TASK DIRECTIONS:
Among the records, how many lines carry the string "Customer"? Give that number with nothing added.

Collected data:
::::::::::

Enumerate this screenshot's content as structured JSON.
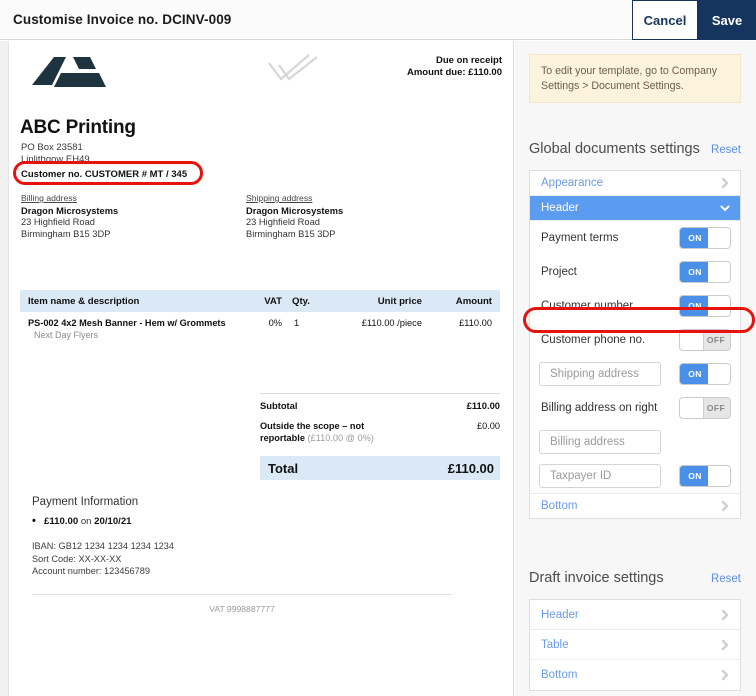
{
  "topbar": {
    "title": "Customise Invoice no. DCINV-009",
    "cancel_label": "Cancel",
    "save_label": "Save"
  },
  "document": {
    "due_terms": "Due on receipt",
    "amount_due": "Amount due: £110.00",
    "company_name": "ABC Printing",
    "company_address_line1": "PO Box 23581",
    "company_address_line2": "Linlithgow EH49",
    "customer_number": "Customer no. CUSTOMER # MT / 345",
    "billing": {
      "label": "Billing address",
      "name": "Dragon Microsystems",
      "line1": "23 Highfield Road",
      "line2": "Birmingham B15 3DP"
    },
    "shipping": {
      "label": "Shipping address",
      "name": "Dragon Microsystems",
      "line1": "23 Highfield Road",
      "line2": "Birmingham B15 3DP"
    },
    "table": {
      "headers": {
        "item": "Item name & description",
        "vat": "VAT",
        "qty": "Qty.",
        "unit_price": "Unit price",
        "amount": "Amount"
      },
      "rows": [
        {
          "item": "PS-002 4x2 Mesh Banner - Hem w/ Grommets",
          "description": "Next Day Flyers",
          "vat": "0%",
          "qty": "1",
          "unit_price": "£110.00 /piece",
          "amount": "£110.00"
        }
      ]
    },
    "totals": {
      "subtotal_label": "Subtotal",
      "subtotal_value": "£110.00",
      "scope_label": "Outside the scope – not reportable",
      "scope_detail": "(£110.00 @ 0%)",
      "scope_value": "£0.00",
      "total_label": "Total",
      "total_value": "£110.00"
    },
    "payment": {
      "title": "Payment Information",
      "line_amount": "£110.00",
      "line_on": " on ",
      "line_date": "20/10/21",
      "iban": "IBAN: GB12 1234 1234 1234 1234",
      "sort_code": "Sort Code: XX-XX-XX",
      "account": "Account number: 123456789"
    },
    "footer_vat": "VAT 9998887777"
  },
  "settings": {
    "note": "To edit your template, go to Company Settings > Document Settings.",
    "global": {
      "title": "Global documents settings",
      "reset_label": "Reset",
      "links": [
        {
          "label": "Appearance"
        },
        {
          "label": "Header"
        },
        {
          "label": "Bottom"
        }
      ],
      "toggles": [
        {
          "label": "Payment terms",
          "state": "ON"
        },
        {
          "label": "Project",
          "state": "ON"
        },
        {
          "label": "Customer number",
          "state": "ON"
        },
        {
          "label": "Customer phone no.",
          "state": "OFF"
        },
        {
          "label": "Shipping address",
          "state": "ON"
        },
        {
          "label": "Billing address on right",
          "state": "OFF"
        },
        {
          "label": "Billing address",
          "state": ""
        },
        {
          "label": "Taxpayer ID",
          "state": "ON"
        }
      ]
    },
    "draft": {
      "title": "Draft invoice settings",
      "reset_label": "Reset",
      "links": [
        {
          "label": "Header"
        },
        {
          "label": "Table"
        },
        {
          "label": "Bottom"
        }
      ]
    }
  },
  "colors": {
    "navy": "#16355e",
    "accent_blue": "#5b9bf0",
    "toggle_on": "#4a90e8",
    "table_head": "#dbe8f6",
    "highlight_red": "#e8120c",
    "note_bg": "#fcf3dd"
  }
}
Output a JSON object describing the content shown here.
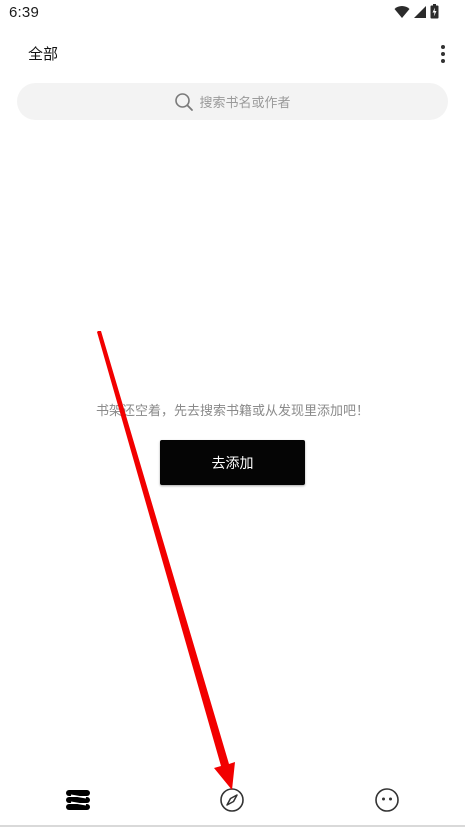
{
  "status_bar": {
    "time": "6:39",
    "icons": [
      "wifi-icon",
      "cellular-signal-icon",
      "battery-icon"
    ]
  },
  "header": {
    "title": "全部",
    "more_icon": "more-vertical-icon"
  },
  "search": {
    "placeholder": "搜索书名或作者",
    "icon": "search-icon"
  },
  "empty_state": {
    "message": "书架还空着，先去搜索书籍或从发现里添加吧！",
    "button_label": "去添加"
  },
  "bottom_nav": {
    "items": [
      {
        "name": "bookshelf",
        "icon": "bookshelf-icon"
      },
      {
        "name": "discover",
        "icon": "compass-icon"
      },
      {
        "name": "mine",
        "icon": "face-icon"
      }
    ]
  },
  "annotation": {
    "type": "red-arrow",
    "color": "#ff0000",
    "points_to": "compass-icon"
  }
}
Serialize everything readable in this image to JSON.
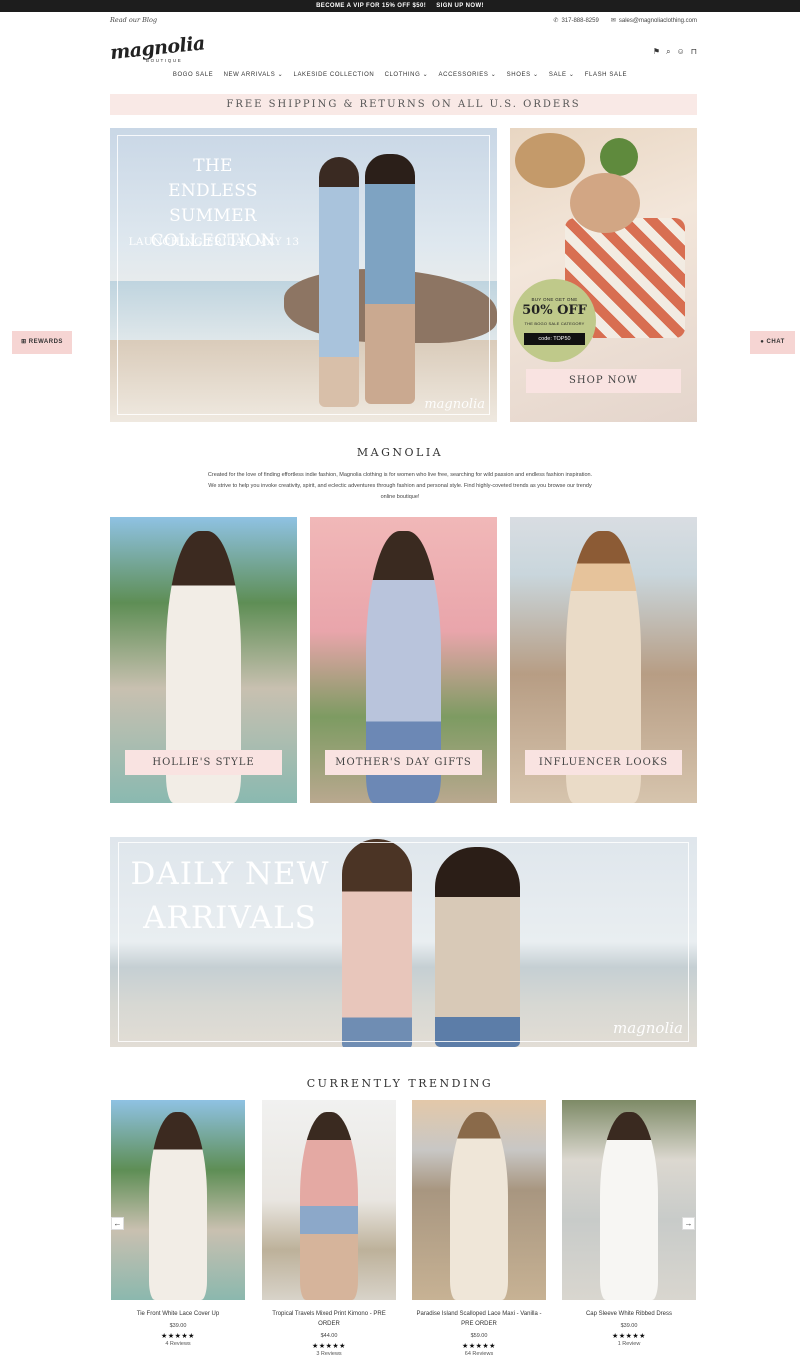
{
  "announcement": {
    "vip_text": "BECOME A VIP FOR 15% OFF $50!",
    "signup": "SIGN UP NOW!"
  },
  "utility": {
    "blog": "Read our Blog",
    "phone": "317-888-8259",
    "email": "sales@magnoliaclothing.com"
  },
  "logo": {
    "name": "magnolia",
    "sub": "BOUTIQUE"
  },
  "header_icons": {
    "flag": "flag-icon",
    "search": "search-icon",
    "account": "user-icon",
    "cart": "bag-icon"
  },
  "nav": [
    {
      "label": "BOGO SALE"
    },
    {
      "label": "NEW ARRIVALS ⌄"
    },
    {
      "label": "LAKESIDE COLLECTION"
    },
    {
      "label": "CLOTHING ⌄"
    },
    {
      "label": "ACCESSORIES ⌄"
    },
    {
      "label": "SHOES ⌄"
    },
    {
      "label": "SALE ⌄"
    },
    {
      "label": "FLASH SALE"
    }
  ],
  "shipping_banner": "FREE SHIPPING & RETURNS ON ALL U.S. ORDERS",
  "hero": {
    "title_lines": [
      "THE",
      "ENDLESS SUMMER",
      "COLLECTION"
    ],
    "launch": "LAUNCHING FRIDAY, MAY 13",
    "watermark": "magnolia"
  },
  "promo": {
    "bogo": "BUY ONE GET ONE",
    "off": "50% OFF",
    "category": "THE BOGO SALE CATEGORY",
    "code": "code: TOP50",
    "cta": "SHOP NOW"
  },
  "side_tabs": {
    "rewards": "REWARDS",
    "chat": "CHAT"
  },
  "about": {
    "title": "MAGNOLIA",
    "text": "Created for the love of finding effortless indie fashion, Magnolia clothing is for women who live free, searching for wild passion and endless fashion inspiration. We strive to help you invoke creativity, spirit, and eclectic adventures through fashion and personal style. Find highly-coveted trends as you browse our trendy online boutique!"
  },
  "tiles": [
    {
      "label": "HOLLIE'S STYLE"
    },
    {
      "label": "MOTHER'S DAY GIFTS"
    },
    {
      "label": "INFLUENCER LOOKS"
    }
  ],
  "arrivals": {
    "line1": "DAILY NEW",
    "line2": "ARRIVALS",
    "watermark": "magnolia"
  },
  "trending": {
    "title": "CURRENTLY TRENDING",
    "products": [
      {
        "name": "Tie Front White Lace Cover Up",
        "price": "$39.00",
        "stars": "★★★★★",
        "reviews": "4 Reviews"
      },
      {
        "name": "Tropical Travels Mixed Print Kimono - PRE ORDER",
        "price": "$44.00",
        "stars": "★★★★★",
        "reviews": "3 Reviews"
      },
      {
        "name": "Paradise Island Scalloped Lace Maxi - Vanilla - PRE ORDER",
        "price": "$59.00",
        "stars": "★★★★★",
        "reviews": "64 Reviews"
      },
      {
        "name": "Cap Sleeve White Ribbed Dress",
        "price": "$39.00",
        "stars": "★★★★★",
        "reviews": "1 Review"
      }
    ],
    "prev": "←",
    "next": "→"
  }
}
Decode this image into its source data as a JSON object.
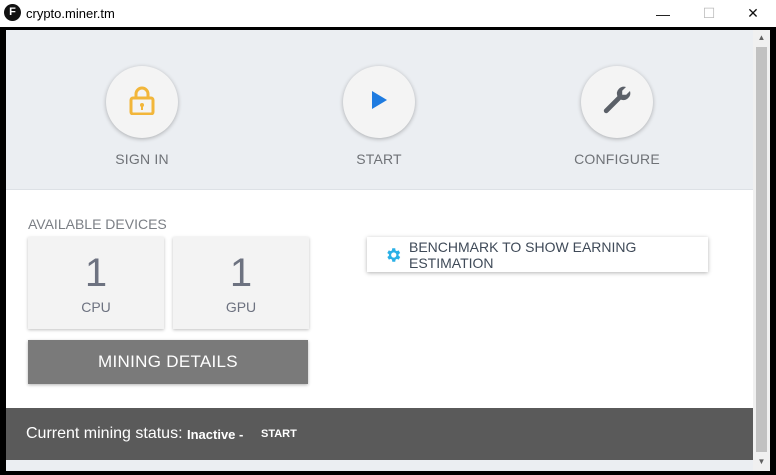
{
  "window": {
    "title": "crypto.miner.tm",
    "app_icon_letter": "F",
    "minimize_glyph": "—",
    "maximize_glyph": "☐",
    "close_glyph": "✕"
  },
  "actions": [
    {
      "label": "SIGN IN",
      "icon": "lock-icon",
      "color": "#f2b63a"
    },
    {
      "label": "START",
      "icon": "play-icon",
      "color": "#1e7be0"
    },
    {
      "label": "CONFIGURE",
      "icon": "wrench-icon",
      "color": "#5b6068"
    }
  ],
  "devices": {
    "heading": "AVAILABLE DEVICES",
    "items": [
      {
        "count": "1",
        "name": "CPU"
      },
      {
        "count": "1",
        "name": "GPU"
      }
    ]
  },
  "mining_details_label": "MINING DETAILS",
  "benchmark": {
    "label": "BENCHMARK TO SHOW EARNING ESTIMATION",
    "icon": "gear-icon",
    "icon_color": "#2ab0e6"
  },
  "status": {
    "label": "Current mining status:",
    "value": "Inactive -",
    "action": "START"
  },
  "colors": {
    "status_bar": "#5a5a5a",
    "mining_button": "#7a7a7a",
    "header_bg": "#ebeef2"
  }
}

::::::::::

WRITTEN RESPONSE:
3